## Assignment:
I'd like every line from the material below that has "screenshot" in it.

## The input:
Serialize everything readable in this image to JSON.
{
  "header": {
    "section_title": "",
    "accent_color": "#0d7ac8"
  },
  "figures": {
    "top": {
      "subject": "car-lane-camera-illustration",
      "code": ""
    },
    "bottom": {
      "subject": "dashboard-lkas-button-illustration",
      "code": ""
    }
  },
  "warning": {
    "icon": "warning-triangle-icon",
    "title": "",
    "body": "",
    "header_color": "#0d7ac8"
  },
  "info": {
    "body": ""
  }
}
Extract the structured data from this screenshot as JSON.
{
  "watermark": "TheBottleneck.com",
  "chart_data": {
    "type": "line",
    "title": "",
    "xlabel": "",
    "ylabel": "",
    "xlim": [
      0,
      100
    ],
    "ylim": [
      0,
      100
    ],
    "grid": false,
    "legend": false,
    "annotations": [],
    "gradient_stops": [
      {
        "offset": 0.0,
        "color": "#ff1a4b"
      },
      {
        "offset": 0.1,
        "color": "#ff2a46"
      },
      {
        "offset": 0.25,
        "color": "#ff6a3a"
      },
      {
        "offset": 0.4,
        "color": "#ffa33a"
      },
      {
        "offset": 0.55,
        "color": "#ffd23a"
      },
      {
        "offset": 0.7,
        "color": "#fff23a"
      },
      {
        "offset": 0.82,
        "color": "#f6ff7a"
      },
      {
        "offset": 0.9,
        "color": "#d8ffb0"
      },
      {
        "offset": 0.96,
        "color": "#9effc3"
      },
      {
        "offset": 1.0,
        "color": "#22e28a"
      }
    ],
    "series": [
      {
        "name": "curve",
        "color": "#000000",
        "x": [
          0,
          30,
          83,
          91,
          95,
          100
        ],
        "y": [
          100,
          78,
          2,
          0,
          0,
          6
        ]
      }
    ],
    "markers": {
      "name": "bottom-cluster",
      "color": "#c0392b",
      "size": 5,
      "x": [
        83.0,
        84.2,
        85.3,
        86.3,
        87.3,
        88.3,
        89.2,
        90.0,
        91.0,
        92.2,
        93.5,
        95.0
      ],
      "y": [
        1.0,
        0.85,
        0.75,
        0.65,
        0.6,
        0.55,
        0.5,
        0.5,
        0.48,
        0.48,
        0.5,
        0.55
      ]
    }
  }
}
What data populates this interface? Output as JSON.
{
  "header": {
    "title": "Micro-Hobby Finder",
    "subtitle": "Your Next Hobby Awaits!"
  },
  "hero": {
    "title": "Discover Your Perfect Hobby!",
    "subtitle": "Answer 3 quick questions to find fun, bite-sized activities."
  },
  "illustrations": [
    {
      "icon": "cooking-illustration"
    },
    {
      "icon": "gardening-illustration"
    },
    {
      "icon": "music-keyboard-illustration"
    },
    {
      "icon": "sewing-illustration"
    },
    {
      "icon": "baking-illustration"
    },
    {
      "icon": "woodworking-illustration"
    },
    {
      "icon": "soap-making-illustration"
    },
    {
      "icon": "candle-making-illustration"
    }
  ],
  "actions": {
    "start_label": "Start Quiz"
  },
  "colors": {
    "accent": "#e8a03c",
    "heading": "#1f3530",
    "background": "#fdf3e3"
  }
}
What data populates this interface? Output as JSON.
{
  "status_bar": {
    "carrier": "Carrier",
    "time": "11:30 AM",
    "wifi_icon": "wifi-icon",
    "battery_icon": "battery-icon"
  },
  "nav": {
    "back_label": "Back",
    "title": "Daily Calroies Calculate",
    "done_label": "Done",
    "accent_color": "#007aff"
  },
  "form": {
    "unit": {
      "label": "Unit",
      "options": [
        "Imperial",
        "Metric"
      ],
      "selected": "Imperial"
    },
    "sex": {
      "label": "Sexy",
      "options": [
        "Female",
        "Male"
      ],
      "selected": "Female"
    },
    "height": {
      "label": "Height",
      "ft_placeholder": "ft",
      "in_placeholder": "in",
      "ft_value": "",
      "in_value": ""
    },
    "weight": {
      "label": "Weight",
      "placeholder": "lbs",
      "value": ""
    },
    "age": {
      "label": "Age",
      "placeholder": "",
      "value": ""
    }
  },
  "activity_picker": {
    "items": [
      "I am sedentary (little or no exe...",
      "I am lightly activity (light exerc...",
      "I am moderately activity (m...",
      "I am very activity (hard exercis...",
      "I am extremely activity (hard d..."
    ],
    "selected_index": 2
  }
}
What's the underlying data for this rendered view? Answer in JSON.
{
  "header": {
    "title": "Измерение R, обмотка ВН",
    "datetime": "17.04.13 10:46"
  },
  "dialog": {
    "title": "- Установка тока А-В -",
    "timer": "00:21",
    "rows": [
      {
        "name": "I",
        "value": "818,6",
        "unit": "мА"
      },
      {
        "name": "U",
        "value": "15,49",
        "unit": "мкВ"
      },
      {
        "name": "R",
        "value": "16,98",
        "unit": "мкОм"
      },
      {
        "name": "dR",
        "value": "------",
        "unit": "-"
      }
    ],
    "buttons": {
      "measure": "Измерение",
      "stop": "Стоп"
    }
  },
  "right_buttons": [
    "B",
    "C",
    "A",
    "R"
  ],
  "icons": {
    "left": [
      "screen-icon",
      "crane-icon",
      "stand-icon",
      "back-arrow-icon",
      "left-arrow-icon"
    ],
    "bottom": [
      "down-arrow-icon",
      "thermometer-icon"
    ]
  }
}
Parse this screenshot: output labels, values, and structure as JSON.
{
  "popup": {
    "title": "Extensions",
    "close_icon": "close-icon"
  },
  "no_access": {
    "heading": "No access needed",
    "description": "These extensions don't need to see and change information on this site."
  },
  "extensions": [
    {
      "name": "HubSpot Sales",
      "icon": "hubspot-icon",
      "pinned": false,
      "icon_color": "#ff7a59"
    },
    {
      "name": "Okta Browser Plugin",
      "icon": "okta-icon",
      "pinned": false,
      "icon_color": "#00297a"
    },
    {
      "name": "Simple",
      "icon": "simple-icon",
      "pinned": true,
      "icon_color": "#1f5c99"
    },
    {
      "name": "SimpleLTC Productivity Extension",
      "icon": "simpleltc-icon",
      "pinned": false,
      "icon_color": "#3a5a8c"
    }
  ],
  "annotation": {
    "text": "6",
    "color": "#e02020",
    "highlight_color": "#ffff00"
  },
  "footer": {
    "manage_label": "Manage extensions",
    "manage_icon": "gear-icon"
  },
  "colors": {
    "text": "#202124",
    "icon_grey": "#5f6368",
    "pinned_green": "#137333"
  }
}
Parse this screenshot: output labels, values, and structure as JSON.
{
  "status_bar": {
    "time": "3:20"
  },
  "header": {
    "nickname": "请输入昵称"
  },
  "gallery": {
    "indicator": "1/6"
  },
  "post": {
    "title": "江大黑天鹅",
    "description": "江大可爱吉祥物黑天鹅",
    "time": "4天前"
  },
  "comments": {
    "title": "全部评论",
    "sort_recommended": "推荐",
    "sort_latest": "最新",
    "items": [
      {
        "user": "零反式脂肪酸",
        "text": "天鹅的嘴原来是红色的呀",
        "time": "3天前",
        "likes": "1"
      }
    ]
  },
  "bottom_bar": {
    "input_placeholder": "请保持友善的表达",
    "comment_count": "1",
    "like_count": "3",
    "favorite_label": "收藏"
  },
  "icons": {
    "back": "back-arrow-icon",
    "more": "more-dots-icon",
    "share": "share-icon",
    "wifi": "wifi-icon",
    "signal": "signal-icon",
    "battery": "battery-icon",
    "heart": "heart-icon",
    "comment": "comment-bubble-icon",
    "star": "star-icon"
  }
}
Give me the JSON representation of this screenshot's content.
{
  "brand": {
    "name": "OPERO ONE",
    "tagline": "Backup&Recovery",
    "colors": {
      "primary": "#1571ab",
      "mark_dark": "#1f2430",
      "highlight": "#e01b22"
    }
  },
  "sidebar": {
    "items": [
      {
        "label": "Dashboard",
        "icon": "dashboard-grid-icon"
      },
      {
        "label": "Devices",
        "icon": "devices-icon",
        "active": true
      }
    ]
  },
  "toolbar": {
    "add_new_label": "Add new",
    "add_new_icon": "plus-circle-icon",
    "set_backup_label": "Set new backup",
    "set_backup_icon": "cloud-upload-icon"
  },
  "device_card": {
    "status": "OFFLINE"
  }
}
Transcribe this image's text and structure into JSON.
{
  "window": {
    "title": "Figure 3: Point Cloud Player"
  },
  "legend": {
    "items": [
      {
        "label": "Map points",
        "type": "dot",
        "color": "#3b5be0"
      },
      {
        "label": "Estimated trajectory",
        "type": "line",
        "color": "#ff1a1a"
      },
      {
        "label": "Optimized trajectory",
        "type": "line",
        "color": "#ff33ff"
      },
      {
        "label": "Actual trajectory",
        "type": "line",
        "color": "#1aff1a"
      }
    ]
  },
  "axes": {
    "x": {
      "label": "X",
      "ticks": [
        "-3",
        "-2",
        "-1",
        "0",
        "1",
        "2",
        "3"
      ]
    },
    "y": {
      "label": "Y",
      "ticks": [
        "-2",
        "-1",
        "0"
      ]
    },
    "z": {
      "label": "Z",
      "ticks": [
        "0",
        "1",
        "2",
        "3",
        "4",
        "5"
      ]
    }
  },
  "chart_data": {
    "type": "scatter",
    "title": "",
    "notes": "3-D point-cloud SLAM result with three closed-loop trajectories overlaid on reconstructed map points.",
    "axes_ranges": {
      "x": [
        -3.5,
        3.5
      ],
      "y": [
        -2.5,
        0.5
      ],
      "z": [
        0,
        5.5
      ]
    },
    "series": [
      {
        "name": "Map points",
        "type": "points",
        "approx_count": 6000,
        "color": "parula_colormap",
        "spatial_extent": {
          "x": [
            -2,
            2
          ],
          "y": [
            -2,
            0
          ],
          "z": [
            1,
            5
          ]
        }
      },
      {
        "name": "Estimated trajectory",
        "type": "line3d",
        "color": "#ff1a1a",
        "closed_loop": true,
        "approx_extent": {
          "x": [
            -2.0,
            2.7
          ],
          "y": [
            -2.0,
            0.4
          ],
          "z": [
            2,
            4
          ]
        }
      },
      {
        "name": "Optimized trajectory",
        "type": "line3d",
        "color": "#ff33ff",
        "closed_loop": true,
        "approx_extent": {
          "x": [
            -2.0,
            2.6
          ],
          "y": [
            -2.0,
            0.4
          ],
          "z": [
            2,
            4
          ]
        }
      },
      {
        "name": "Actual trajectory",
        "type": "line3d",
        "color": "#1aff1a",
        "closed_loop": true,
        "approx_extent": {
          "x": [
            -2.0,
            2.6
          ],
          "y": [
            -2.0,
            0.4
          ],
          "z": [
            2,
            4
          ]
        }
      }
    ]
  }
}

## Worked solution:
Extract the structured data from this screenshot as JSON.
Parse this screenshot: output labels, values, and structure as JSON.
Parse this screenshot: output labels, values, and structure as JSON.
Give me the JSON representation of this screenshot's content.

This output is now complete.